• [Task objective]: For the records below, report how many lines include "index", with no accompanying text.

• [Dataset extract]:
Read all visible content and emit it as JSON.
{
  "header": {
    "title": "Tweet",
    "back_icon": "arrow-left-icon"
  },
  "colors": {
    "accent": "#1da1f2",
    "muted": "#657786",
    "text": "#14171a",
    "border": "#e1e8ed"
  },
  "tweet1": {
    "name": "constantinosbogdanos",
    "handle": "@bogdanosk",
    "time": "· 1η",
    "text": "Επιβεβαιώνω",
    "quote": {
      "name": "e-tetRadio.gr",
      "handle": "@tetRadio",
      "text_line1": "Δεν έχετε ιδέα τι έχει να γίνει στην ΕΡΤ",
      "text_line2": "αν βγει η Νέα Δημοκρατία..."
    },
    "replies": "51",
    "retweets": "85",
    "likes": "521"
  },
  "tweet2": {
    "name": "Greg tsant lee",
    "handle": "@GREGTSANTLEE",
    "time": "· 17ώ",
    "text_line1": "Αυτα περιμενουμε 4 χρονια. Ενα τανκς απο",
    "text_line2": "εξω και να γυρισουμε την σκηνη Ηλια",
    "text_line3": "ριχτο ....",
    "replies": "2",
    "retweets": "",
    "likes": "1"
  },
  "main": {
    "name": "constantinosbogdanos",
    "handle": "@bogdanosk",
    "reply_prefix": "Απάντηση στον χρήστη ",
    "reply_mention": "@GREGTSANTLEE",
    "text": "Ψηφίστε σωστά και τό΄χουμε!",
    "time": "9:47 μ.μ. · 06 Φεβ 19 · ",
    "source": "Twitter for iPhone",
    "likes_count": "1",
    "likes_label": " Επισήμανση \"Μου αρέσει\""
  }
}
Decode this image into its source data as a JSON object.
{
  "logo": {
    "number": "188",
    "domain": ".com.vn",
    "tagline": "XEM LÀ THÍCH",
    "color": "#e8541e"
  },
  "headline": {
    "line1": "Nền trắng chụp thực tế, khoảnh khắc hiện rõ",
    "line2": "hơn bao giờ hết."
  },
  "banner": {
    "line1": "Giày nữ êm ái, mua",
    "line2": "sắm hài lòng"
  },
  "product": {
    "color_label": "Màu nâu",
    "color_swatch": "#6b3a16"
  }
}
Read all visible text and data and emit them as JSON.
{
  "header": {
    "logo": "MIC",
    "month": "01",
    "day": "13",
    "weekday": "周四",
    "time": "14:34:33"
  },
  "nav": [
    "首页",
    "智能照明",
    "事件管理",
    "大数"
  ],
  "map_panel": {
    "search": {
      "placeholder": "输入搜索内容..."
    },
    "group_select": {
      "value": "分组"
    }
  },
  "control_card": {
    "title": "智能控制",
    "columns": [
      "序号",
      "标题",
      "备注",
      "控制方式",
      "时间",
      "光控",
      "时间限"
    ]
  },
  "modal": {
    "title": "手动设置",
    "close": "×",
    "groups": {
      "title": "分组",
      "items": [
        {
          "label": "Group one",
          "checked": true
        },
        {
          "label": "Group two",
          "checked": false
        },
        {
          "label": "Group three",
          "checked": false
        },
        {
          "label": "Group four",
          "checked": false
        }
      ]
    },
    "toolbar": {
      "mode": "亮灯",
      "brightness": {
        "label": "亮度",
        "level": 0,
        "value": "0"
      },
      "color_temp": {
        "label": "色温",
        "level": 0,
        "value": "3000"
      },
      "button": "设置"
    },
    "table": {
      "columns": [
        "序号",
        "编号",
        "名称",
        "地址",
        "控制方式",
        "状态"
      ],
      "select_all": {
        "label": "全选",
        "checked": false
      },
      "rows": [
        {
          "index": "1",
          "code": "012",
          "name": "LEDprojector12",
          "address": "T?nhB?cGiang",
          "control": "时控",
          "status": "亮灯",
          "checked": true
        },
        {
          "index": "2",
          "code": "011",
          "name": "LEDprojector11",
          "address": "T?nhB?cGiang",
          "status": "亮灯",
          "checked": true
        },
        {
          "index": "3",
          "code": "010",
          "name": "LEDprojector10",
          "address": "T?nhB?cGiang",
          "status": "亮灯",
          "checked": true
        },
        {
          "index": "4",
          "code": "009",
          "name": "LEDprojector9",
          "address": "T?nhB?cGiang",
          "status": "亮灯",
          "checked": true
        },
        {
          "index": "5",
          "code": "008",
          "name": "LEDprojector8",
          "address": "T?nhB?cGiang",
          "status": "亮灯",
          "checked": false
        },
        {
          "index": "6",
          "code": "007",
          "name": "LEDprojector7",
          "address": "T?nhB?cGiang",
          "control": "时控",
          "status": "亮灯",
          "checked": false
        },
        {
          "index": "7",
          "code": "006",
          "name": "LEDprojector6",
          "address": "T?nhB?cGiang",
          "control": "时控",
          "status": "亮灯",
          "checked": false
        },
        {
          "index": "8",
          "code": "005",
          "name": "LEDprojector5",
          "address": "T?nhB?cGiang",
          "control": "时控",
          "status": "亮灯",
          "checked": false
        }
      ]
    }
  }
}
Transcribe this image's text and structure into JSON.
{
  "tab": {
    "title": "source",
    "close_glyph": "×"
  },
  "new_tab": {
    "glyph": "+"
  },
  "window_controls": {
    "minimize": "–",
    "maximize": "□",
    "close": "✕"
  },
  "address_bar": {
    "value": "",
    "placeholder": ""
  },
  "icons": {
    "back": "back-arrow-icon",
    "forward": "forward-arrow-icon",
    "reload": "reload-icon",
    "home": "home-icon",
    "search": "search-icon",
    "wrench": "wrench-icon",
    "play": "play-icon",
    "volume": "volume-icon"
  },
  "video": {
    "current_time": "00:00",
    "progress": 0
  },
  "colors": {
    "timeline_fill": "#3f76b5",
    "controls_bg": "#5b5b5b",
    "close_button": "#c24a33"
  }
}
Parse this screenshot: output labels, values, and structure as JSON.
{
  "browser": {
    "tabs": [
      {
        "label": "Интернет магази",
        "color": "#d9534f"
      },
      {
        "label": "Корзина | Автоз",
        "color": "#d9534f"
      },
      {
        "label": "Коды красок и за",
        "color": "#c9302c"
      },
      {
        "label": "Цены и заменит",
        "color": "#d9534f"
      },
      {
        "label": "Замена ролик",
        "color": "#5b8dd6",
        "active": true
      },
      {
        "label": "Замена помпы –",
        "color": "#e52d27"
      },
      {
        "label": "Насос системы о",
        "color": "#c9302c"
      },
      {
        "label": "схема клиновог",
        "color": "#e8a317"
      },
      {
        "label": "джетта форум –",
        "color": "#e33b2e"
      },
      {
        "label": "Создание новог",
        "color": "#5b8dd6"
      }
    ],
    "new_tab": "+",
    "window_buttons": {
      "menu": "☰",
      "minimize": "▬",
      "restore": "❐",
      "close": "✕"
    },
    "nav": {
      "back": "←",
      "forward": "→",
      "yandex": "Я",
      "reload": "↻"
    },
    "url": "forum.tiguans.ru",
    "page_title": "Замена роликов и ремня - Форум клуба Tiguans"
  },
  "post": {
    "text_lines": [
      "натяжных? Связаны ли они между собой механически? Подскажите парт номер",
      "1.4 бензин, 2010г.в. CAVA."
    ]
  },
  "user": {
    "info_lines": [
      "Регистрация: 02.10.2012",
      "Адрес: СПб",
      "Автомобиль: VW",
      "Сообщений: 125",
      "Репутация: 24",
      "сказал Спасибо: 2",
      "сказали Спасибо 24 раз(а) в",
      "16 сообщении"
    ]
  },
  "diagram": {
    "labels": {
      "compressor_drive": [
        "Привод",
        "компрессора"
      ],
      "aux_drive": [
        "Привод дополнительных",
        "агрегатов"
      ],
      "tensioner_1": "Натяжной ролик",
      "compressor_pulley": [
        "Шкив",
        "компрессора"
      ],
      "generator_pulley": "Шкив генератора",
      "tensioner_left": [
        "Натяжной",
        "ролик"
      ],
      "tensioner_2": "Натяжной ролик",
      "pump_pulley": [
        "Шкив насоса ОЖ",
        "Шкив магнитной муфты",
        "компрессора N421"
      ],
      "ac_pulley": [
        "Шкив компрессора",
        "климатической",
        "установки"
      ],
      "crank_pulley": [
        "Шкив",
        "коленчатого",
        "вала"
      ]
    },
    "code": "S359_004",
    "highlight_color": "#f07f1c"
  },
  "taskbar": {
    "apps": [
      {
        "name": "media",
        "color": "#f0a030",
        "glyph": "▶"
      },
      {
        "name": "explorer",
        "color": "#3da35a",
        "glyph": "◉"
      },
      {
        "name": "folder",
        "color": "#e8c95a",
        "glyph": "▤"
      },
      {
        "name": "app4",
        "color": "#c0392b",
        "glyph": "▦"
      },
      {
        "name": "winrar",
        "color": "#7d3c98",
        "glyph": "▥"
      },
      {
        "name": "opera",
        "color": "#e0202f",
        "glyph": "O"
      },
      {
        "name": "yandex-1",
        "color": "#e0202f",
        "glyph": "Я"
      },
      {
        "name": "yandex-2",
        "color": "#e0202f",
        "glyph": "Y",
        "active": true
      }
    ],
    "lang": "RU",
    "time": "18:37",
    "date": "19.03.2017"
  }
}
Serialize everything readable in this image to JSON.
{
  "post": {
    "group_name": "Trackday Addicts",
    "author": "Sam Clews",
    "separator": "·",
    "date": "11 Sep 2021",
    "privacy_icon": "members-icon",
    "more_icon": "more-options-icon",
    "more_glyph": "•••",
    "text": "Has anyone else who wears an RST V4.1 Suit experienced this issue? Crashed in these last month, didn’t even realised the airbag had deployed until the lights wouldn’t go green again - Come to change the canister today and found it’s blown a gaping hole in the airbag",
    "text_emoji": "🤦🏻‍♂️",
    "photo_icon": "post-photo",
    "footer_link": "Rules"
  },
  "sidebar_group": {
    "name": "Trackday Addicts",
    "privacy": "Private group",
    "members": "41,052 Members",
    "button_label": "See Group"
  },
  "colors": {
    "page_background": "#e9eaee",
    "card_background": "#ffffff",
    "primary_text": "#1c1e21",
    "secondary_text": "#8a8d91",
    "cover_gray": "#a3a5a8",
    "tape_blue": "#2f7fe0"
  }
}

• [Solution to this problem]: 8